February 24, 2011
The recovery in the German economy continued in the last quarter of 2010, albeit on a weaker footing. GDP expanded a seasonally and calendar adjusted 0.4% over the previous quarter, which was below the 0.7% increase tallied in the third quarter. The expansion represented the slowest pace in 2010 and, despite confirming the previous estimate, fell a notch short of private sector analyst expectations of a 0.5% rise. Compared to the same quarter the year before, GDP grew 4.0% (Q3: +3.9% year-on-year). The slowdown in the final quarter mainly reflected a deterioration in the domestic sector, with domestic demand falling 0.4% in the fourth quarter, owing to a contraction in gross fixed investment (Q3: +1.5% quarter-on-quarter, Q4: -1.1% qoq). In addition, private consumption slowed from a 0.5% expansion in the third quarter to a moderate 0.2% growth in the fourth quarter. Government consumption grew 0.6%, down from the 1.5% increase observed in the third. On the other hand, exports of goods and services maintained a healthy rhythm, growing 2.5% in the fourth quarter (Q3: +2.7% qoq), while imports expanded at a slower pace, increasing 0.9% in the final quarter (Q3: +1.4% qoq). As a result, the net contribution from the external sector to overall economic growth remained unchanged at Q3's 0.7 percentage points.

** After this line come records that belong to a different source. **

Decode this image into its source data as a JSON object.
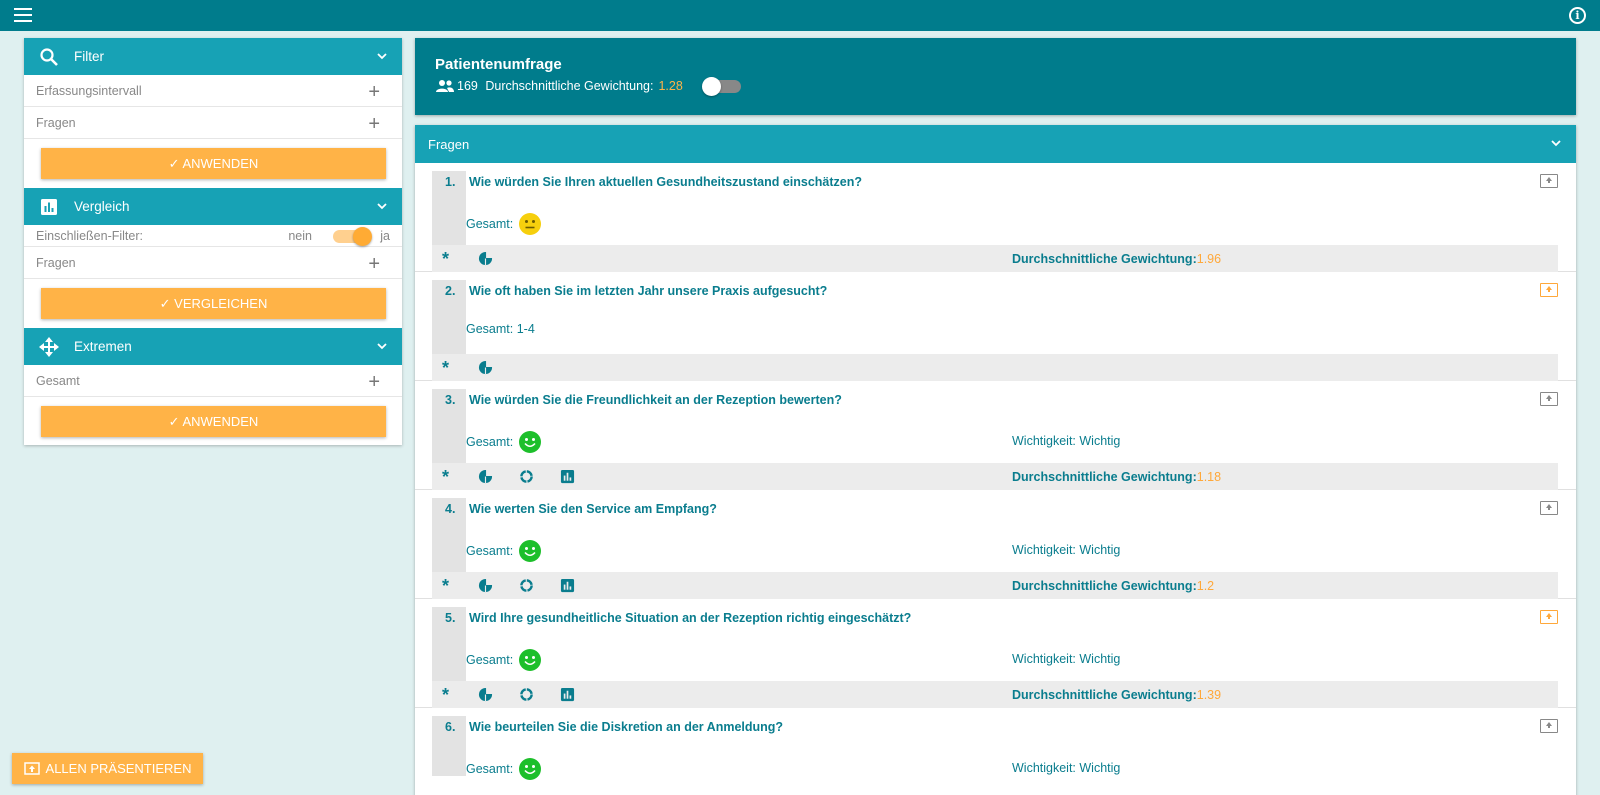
{
  "sidebar": {
    "filter": {
      "title": "Filter",
      "rows": [
        "Erfassungsintervall",
        "Fragen"
      ],
      "button": "ANWENDEN"
    },
    "vergleich": {
      "title": "Vergleich",
      "toggle_label": "Einschließen-Filter:",
      "toggle_off": "nein",
      "toggle_on": "ja",
      "rows": [
        "Fragen"
      ],
      "button": "VERGLEICHEN"
    },
    "extremen": {
      "title": "Extremen",
      "rows": [
        "Gesamt"
      ],
      "button": "ANWENDEN"
    }
  },
  "present_all": "ALLEN PRÄSENTIEREN",
  "header": {
    "title": "Patientenumfrage",
    "count": "169",
    "avg_label": "Durchschnittliche Gewichtung:",
    "avg_value": "1.28"
  },
  "questions_title": "Fragen",
  "labels": {
    "gesamt": "Gesamt:",
    "avg": "Durchschnittliche Gewichtung:",
    "star": "*"
  },
  "questions": [
    {
      "num": "1.",
      "text": "Wie würden Sie Ihren aktuellen Gesundheitszustand einschätzen?",
      "gesamt": "",
      "mood": "neutral",
      "wichtigkeit": "",
      "avg": "1.96",
      "present_active": false
    },
    {
      "num": "2.",
      "text": "Wie oft haben Sie im letzten Jahr unsere Praxis aufgesucht?",
      "gesamt": "Gesamt: 1-4",
      "mood": "",
      "wichtigkeit": "",
      "avg": "",
      "present_active": true
    },
    {
      "num": "3.",
      "text": "Wie würden Sie die Freundlichkeit an der Rezeption bewerten?",
      "gesamt": "",
      "mood": "happy",
      "wichtigkeit": "Wichtigkeit: Wichtig",
      "avg": "1.18",
      "present_active": false
    },
    {
      "num": "4.",
      "text": "Wie werten Sie den Service am Empfang?",
      "gesamt": "",
      "mood": "happy",
      "wichtigkeit": "Wichtigkeit: Wichtig",
      "avg": "1.2",
      "present_active": false
    },
    {
      "num": "5.",
      "text": "Wird Ihre gesundheitliche Situation an der Rezeption richtig eingeschätzt?",
      "gesamt": "",
      "mood": "happy",
      "wichtigkeit": "Wichtigkeit: Wichtig",
      "avg": "1.39",
      "present_active": true
    },
    {
      "num": "6.",
      "text": "Wie beurteilen Sie die Diskretion an der Anmeldung?",
      "gesamt": "",
      "mood": "happy",
      "wichtigkeit": "Wichtigkeit: Wichtig",
      "avg": "",
      "present_active": false
    }
  ],
  "colors": {
    "topbar": "#007c8c",
    "section_head": "#17a2b5",
    "accent_orange": "#ffb347",
    "text_teal": "#0a7d8e",
    "smiley_happy": "#1dbf2b",
    "smiley_neutral": "#f6cf0d"
  }
}
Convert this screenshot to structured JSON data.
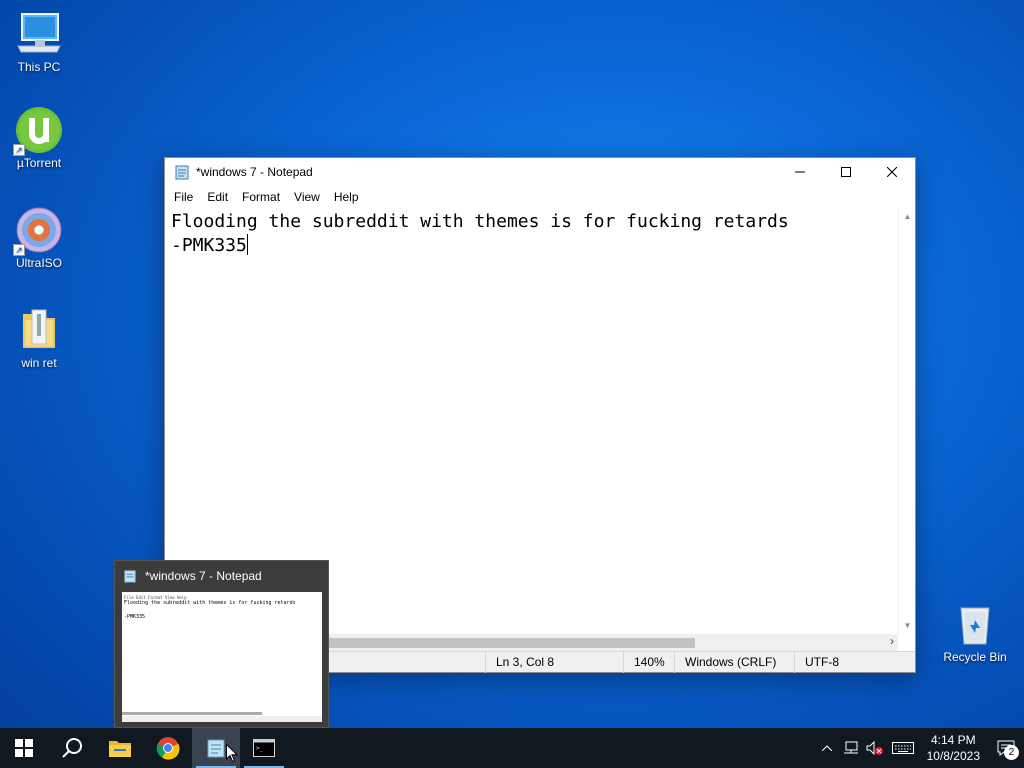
{
  "desktop": {
    "icons": [
      {
        "label": "This PC"
      },
      {
        "label": "µTorrent"
      },
      {
        "label": "UltraISO"
      },
      {
        "label": "win ret"
      },
      {
        "label": "Recycle Bin"
      }
    ]
  },
  "notepad": {
    "title": "*windows 7 - Notepad",
    "menu": [
      "File",
      "Edit",
      "Format",
      "View",
      "Help"
    ],
    "lines": [
      "Flooding the subreddit with themes is for fucking retards",
      "",
      "-PMK335"
    ],
    "status": {
      "position": "Ln 3, Col 8",
      "zoom": "140%",
      "line_ending": "Windows (CRLF)",
      "encoding": "UTF-8"
    }
  },
  "thumbnail": {
    "title": "*windows 7 - Notepad",
    "menu_text": "File  Edit  Format  View  Help",
    "line1": "Flooding the subreddit with themes is for fucking retards",
    "line3": "-PMK335"
  },
  "taskbar": {
    "time": "4:14 PM",
    "date": "10/8/2023",
    "notification_count": "2"
  }
}
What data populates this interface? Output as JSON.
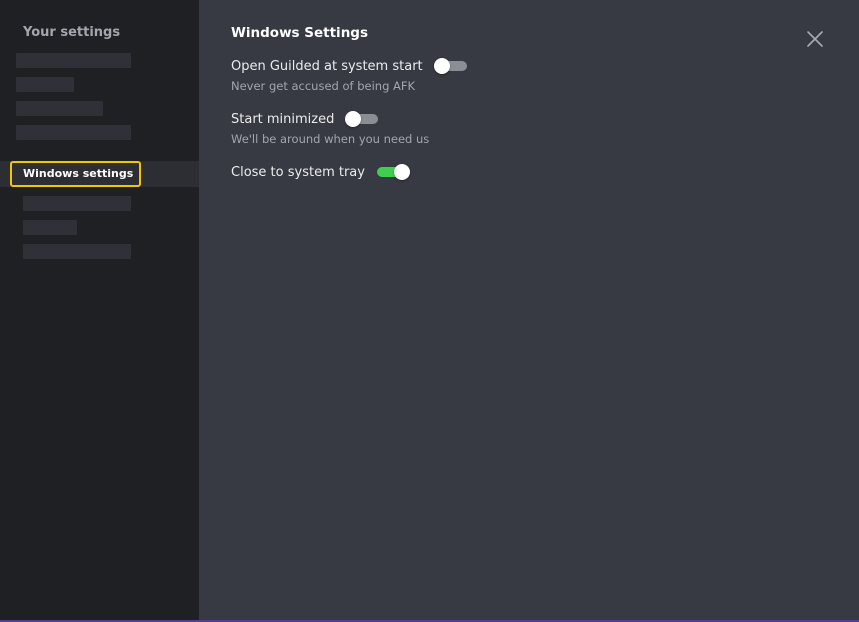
{
  "sidebar": {
    "heading": "Your settings",
    "active_item": "Windows settings"
  },
  "main": {
    "title": "Windows Settings",
    "settings": [
      {
        "label": "Open Guilded at system start",
        "description": "Never get accused of being AFK",
        "enabled": false
      },
      {
        "label": "Start minimized",
        "description": "We'll be around when you need us",
        "enabled": false
      },
      {
        "label": "Close to system tray",
        "enabled": true
      }
    ]
  },
  "colors": {
    "main_background": "#373943",
    "sidebar_background": "#1f2024",
    "highlight": "#f5c400",
    "toggle_on": "#3ecf4e",
    "toggle_off": "#8c8e95",
    "accent_bar": "#5a3b8f"
  },
  "icons": {
    "close": "close-icon"
  }
}
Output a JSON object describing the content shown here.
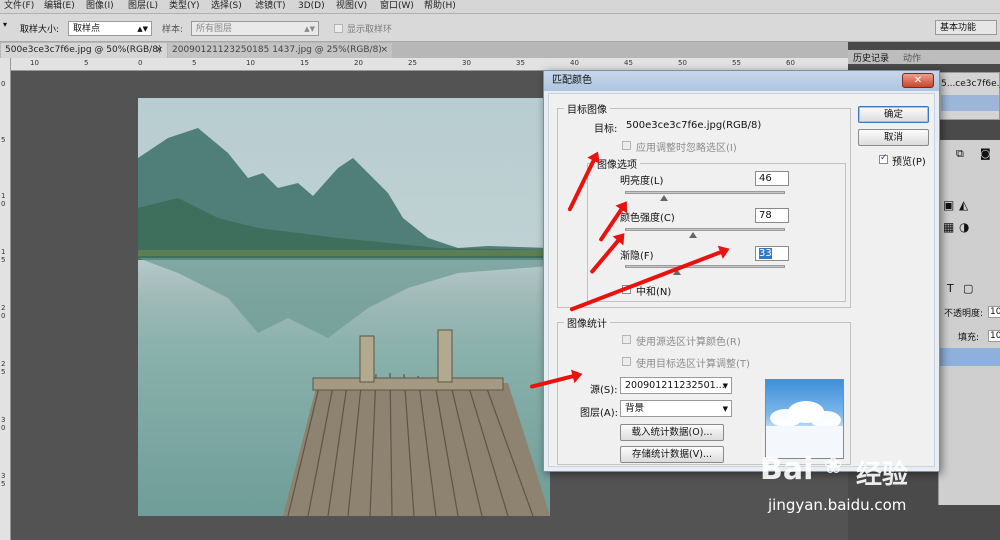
{
  "menubar": {
    "items": [
      "文件(F)",
      "编辑(E)",
      "图像(I)",
      "图层(L)",
      "类型(Y)",
      "选择(S)",
      "滤镜(T)",
      "3D(D)",
      "视图(V)",
      "窗口(W)",
      "帮助(H)"
    ]
  },
  "options": {
    "sample_size_label": "取样大小:",
    "sample_size_value": "取样点",
    "sample_label": "样本:",
    "sample_value": "所有图层",
    "show_ring_label": "显示取样环",
    "workspace": "基本功能"
  },
  "tabs": [
    {
      "label": "500e3ce3c7f6e.jpg @ 50%(RGB/8)",
      "close": "×"
    },
    {
      "label": "20090121123250185 1437.jpg @ 25%(RGB/8)",
      "close": "×"
    }
  ],
  "ruler_h": [
    "10",
    "5",
    "0",
    "5",
    "10",
    "15",
    "20",
    "25",
    "30",
    "35",
    "40",
    "45",
    "50",
    "55",
    "60"
  ],
  "ruler_v": [
    "0",
    "5",
    "1 0",
    "1 5",
    "2 0",
    "2 5",
    "3 0",
    "3 5"
  ],
  "panels": {
    "history_tab": "历史记录",
    "actions_tab": "动作",
    "history_file": "5...ce3c7f6e.jpg",
    "opacity_label": "不透明度:",
    "opacity_value": "100",
    "fill_label": "填充:",
    "fill_value": "100"
  },
  "dialog": {
    "title": "匹配颜色",
    "close": "✕",
    "target_group": "目标图像",
    "target_label": "目标:",
    "target_value": "500e3ce3c7f6e.jpg(RGB/8)",
    "ignore_selection": "应用调整时忽略选区(I)",
    "image_options_group": "图像选项",
    "luminance_label": "明亮度(L)",
    "luminance_value": "46",
    "color_intensity_label": "颜色强度(C)",
    "color_intensity_value": "78",
    "fade_label": "渐隐(F)",
    "fade_value": "33",
    "neutralize_label": "中和(N)",
    "stats_group": "图像统计",
    "use_source_selection": "使用源选区计算颜色(R)",
    "use_target_selection": "使用目标选区计算调整(T)",
    "source_label": "源(S):",
    "source_value": "200901211232501...",
    "layer_label": "图层(A):",
    "layer_value": "背景",
    "load_stats": "载入统计数据(O)...",
    "save_stats": "存储统计数据(V)...",
    "ok": "确定",
    "cancel": "取消",
    "preview": "预览(P)"
  },
  "sliders": {
    "luminance": 46,
    "color_intensity": 78,
    "fade": 33
  },
  "watermark": {
    "brand": "Bai",
    "brand2": "经验",
    "url": "jingyan.baidu.com"
  },
  "colors": {
    "arrow": "#e8130e",
    "dialog_title": "#b9cde6",
    "selection": "#3578c8"
  }
}
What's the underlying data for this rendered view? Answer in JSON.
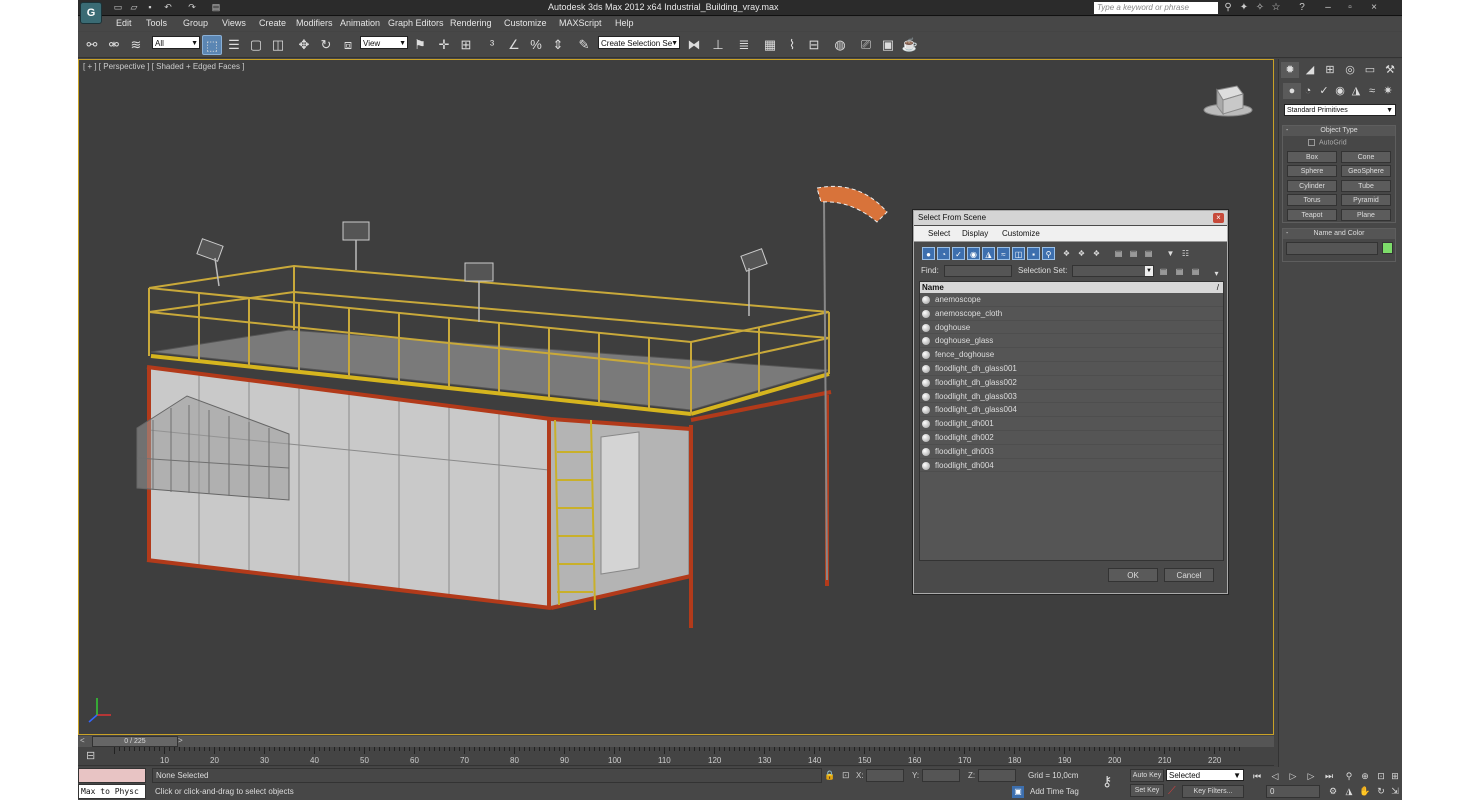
{
  "title_bar": {
    "logo": "G",
    "title": "Autodesk 3ds Max  2012 x64      Industrial_Building_vray.max",
    "search_placeholder": "Type a keyword or phrase"
  },
  "menu": [
    "Edit",
    "Tools",
    "Group",
    "Views",
    "Create",
    "Modifiers",
    "Animation",
    "Graph Editors",
    "Rendering",
    "Customize",
    "MAXScript",
    "Help"
  ],
  "toolbar": {
    "filter": "All",
    "coord_system": "View",
    "selection_set": "Create Selection Se"
  },
  "viewport": {
    "label": "[ + ] [ Perspective ] [ Shaded + Edged Faces ]"
  },
  "command_panel": {
    "dropdown": "Standard Primitives",
    "object_type": {
      "title": "Object Type",
      "autogrid": "AutoGrid",
      "buttons": [
        "Box",
        "Cone",
        "Sphere",
        "GeoSphere",
        "Cylinder",
        "Tube",
        "Torus",
        "Pyramid",
        "Teapot",
        "Plane"
      ]
    },
    "name_color": {
      "title": "Name and Color",
      "swatch_color": "#7ddc6a"
    }
  },
  "dialog": {
    "title": "Select From Scene",
    "menu": [
      "Select",
      "Display",
      "Customize"
    ],
    "find_label": "Find:",
    "selection_set_label": "Selection Set:",
    "column_name": "Name",
    "items": [
      "anemoscope",
      "anemoscope_cloth",
      "doghouse",
      "doghouse_glass",
      "fence_doghouse",
      "floodlight_dh_glass001",
      "floodlight_dh_glass002",
      "floodlight_dh_glass003",
      "floodlight_dh_glass004",
      "floodlight_dh001",
      "floodlight_dh002",
      "floodlight_dh003",
      "floodlight_dh004"
    ],
    "ok": "OK",
    "cancel": "Cancel"
  },
  "timeline": {
    "slider": "0 / 225",
    "ticks": [
      "10",
      "20",
      "30",
      "40",
      "50",
      "60",
      "70",
      "80",
      "90",
      "100",
      "110",
      "120",
      "130",
      "140",
      "150",
      "160",
      "170",
      "180",
      "190",
      "200",
      "210",
      "220"
    ]
  },
  "status": {
    "maxscript": "Max to Physc",
    "selection": "None Selected",
    "prompt": "Click or click-and-drag to select objects",
    "x_label": "X:",
    "y_label": "Y:",
    "z_label": "Z:",
    "grid": "Grid = 10,0cm",
    "add_time_tag": "Add Time Tag",
    "auto_key": "Auto Key",
    "set_key": "Set Key",
    "key_mode": "Selected",
    "key_filters": "Key Filters...",
    "frame": "0"
  }
}
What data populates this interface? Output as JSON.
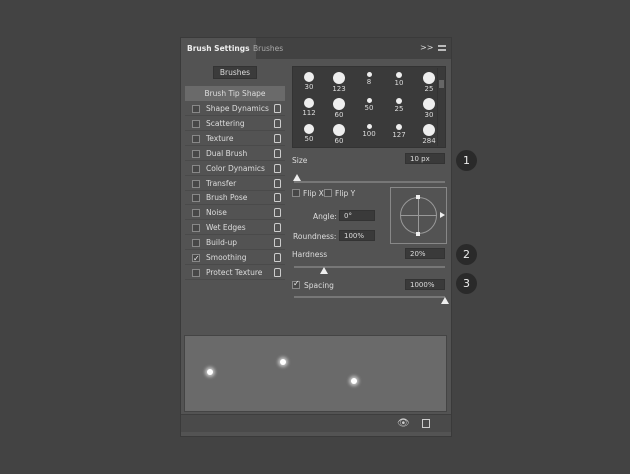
{
  "tabs": [
    {
      "label": "Brush Settings",
      "active": true
    },
    {
      "label": "Brushes",
      "active": false
    }
  ],
  "header_icons": [
    "expand-icon",
    "menu-icon"
  ],
  "brushes_button": "Brushes",
  "tip_shape_label": "Brush Tip Shape",
  "options": [
    {
      "label": "Shape Dynamics",
      "checked": false
    },
    {
      "label": "Scattering",
      "checked": false
    },
    {
      "label": "Texture",
      "checked": false
    },
    {
      "label": "Dual Brush",
      "checked": false
    },
    {
      "label": "Color Dynamics",
      "checked": false
    },
    {
      "label": "Transfer",
      "checked": false
    },
    {
      "label": "Brush Pose",
      "checked": false
    },
    {
      "label": "Noise",
      "checked": false
    },
    {
      "label": "Wet Edges",
      "checked": false
    },
    {
      "label": "Build-up",
      "checked": false
    },
    {
      "label": "Smoothing",
      "checked": true
    },
    {
      "label": "Protect Texture",
      "checked": false
    }
  ],
  "brush_sizes": [
    "30",
    "123",
    "8",
    "10",
    "25",
    "112",
    "60",
    "50",
    "25",
    "30",
    "50",
    "60",
    "100",
    "127",
    "284",
    "",
    "",
    "",
    "",
    ""
  ],
  "size": {
    "label": "Size",
    "value": "10 px",
    "slider": 0.02
  },
  "flip_x": {
    "label": "Flip X",
    "checked": false
  },
  "flip_y": {
    "label": "Flip Y",
    "checked": false
  },
  "angle": {
    "label": "Angle:",
    "value": "0°"
  },
  "roundness": {
    "label": "Roundness:",
    "value": "100%"
  },
  "hardness": {
    "label": "Hardness",
    "value": "20%",
    "slider": 0.2
  },
  "spacing": {
    "label": "Spacing",
    "value": "1000%",
    "checked": true,
    "slider": 1.0
  },
  "callouts": [
    "1",
    "2",
    "3"
  ]
}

At the sector level, the fourth quarter reading reflected slower growth in the services sector (Q3: +0.9% qoq; Q4: +0.2% qoq), while agriculture grew at the same pace as in the previous quarter (Q4: +0.1% qoq). Only the industrial sector fell over the third quarter, dragged lower by a contraction in construction (Q4: -3.5% qoq). For the full year 2010, the economy posted growth of 3.6%, which marked the fastest pace in over two decades. Meanwhile, Bundesbank President Axel Weber, who leaves office in April, has recently stated that the economy is on the road to grow 2.5% this year, suggesting that the Bank has revised its previous 2.0% growth estimate. Meanwhile, the government expects economic activity to rise 2.3% this year, before moderating to 1.8% in 2012.
Author: Ricardo Aceves, Senior Economist